Output the full listing again without altering anything.

*** Opening Dataset ***

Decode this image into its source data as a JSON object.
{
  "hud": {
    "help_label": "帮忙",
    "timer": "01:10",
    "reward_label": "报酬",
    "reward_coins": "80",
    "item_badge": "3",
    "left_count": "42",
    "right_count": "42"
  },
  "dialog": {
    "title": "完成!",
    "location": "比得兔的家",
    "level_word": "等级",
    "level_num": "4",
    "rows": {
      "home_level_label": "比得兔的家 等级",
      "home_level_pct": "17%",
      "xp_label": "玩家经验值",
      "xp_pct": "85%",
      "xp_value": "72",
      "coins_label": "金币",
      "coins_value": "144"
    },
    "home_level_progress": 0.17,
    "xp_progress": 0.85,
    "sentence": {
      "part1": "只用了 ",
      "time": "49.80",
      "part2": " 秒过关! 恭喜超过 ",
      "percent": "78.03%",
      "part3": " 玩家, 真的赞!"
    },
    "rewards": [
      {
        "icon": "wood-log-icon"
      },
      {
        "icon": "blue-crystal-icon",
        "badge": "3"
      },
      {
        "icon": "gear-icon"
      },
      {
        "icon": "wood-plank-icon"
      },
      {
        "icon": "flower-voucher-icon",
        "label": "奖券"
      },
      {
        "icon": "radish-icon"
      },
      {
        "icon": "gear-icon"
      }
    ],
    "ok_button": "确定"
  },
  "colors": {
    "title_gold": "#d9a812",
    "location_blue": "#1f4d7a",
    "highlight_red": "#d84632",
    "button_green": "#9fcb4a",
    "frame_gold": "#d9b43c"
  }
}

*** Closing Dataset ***

Your solution:
Decode this image into its source data as a JSON object.
{
  "hud": {
    "help_label": "帮忙",
    "timer": "01:10",
    "reward_label": "报酬",
    "reward_coins": "80",
    "item_badge": "3",
    "left_count": "42",
    "right_count": "42"
  },
  "dialog": {
    "title": "完成!",
    "location": "比得兔的家",
    "level_word": "等级",
    "level_num": "4",
    "rows": {
      "home_level_label": "比得兔的家 等级",
      "home_level_pct": "17%",
      "xp_label": "玩家经验值",
      "xp_pct": "85%",
      "xp_value": "72",
      "coins_label": "金币",
      "coins_value": "144"
    },
    "home_level_progress": 0.17,
    "xp_progress": 0.85,
    "sentence": {
      "part1": "只用了 ",
      "time": "49.80",
      "part2": " 秒过关! 恭喜超过 ",
      "percent": "78.03%",
      "part3": " 玩家, 真的赞!"
    },
    "rewards": [
      {
        "icon": "wood-log-icon"
      },
      {
        "icon": "blue-crystal-icon",
        "badge": "3"
      },
      {
        "icon": "gear-icon"
      },
      {
        "icon": "wood-plank-icon"
      },
      {
        "icon": "flower-voucher-icon",
        "label": "奖券"
      },
      {
        "icon": "radish-icon"
      },
      {
        "icon": "gear-icon"
      }
    ],
    "ok_button": "确定"
  },
  "colors": {
    "title_gold": "#d9a812",
    "location_blue": "#1f4d7a",
    "highlight_red": "#d84632",
    "button_green": "#9fcb4a",
    "frame_gold": "#d9b43c"
  }
}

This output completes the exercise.